Pick out all lines in the listing holding the string "badge" and copy them.

START DATA

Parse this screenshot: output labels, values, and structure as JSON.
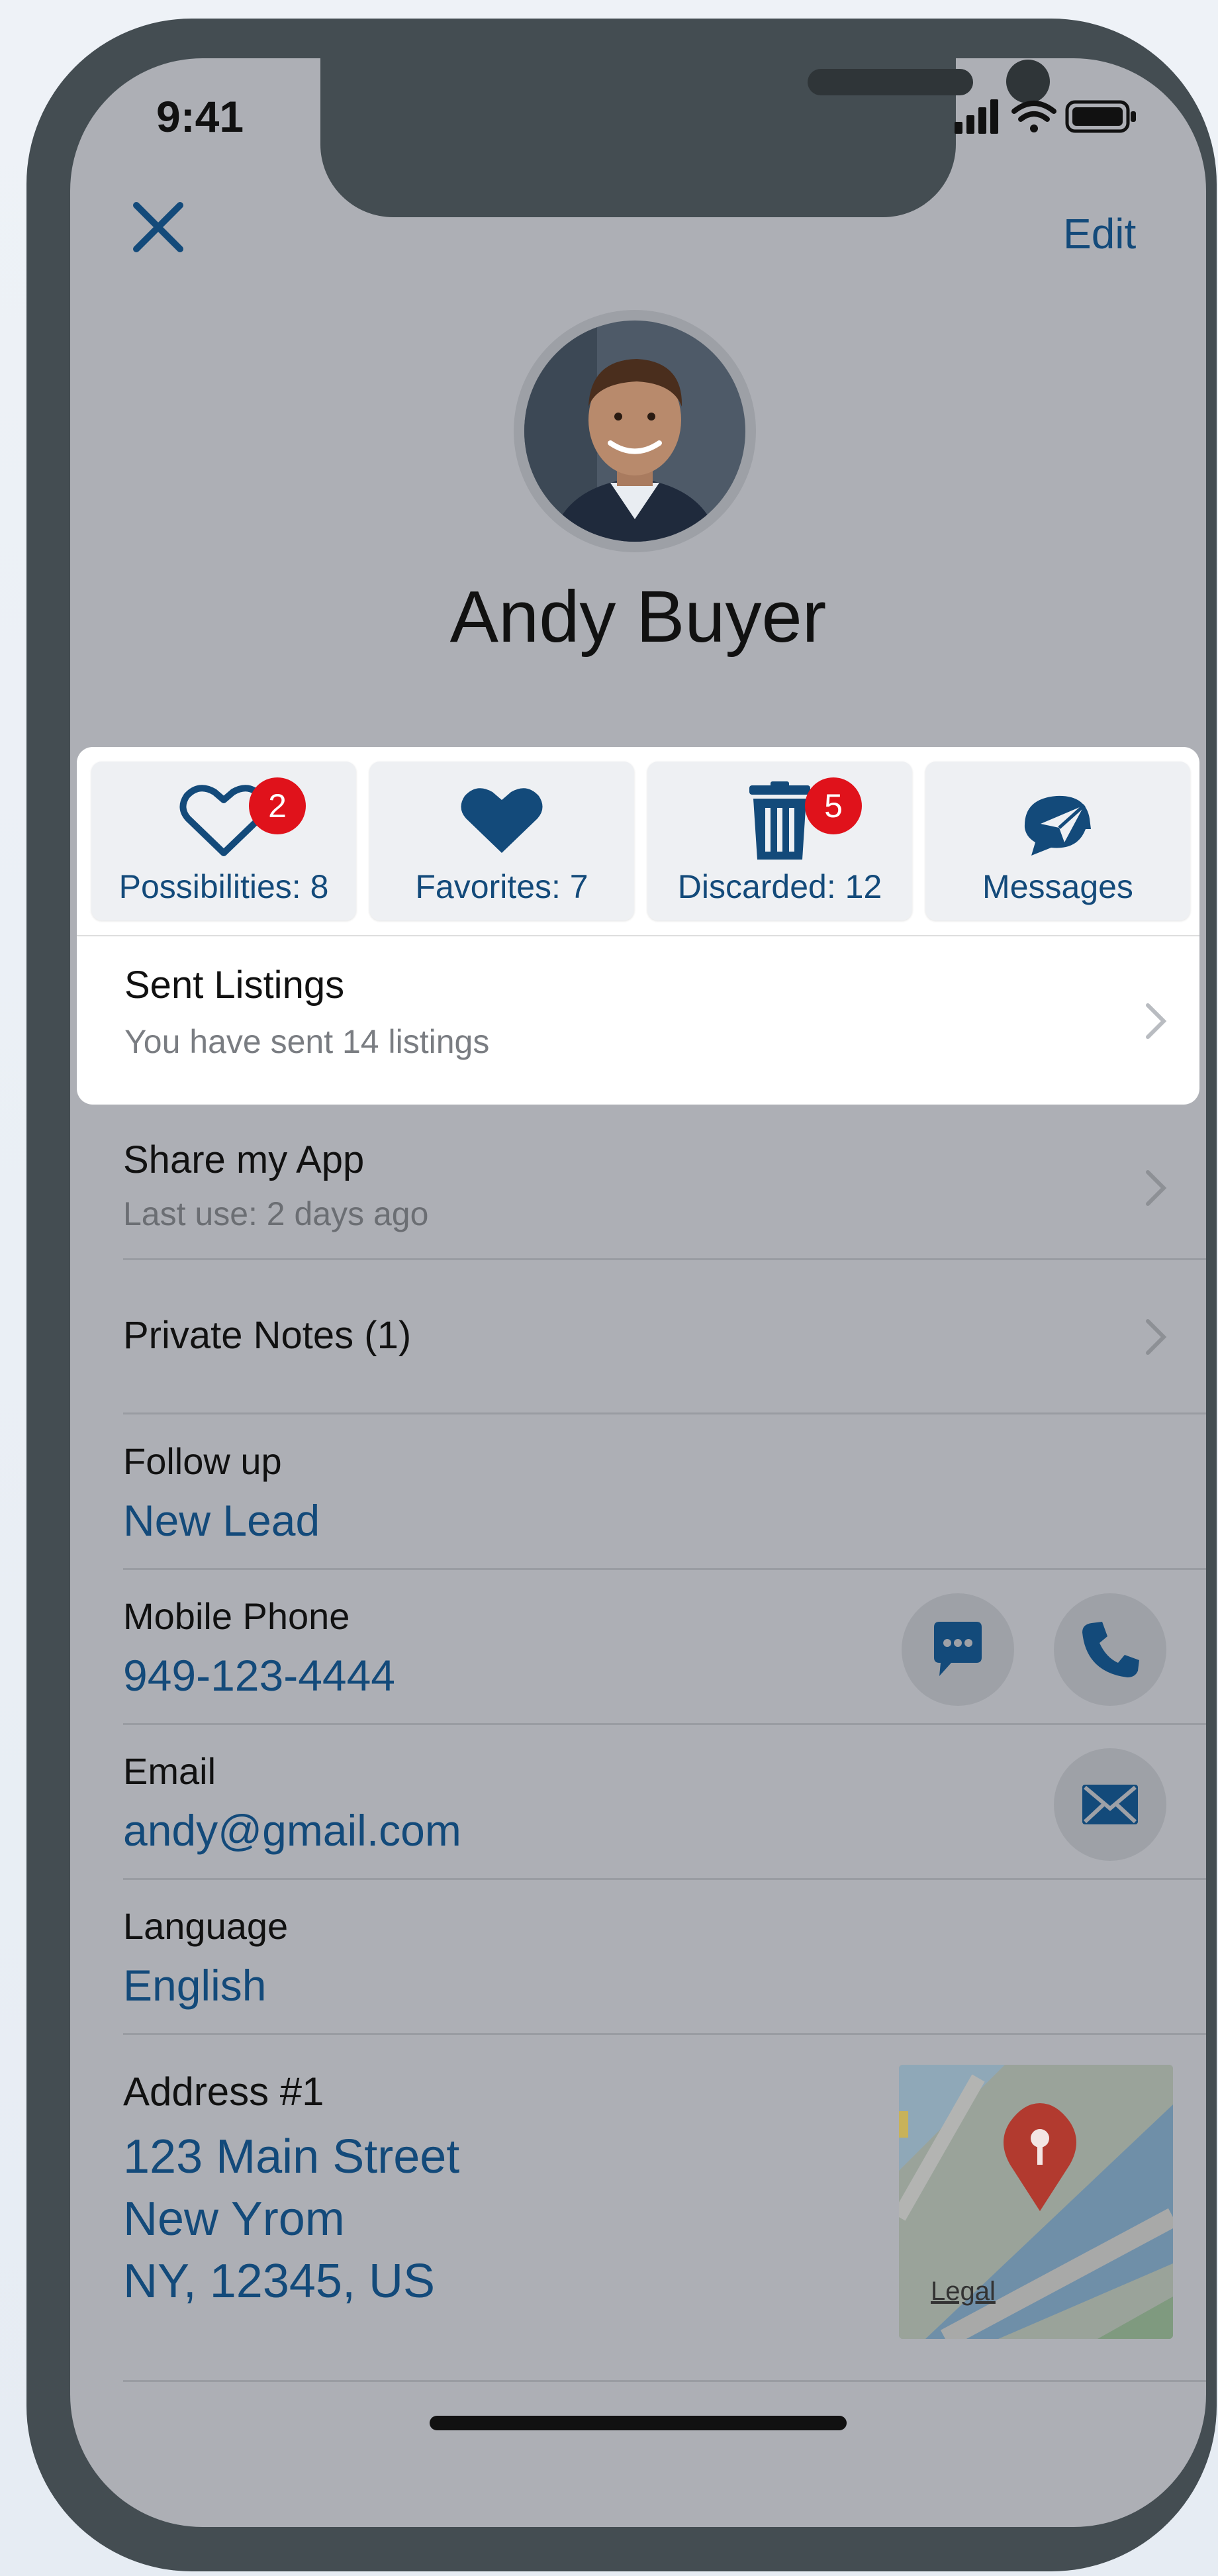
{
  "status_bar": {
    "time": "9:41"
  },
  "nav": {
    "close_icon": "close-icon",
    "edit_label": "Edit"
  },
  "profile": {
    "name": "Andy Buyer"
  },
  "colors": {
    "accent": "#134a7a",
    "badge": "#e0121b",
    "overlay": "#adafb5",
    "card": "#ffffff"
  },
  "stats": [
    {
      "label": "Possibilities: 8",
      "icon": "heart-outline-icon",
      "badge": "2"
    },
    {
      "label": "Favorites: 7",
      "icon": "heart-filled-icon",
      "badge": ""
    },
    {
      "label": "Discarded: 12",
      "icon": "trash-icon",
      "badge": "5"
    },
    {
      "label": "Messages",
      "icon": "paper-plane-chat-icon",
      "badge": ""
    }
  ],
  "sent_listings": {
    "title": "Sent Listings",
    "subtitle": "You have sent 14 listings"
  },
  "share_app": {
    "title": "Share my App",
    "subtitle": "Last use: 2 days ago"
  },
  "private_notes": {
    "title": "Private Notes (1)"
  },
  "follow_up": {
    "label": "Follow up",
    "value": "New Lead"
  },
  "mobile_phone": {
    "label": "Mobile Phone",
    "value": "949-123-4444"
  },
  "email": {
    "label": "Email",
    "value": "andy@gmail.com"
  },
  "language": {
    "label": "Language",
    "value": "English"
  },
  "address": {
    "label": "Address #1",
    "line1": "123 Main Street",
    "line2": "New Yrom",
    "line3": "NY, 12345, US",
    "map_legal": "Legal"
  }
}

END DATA

SOLUTION BELOW:
    "badge": "#e0121b",
      "badge": "2"
      "badge": ""
      "badge": "5"
      "badge": ""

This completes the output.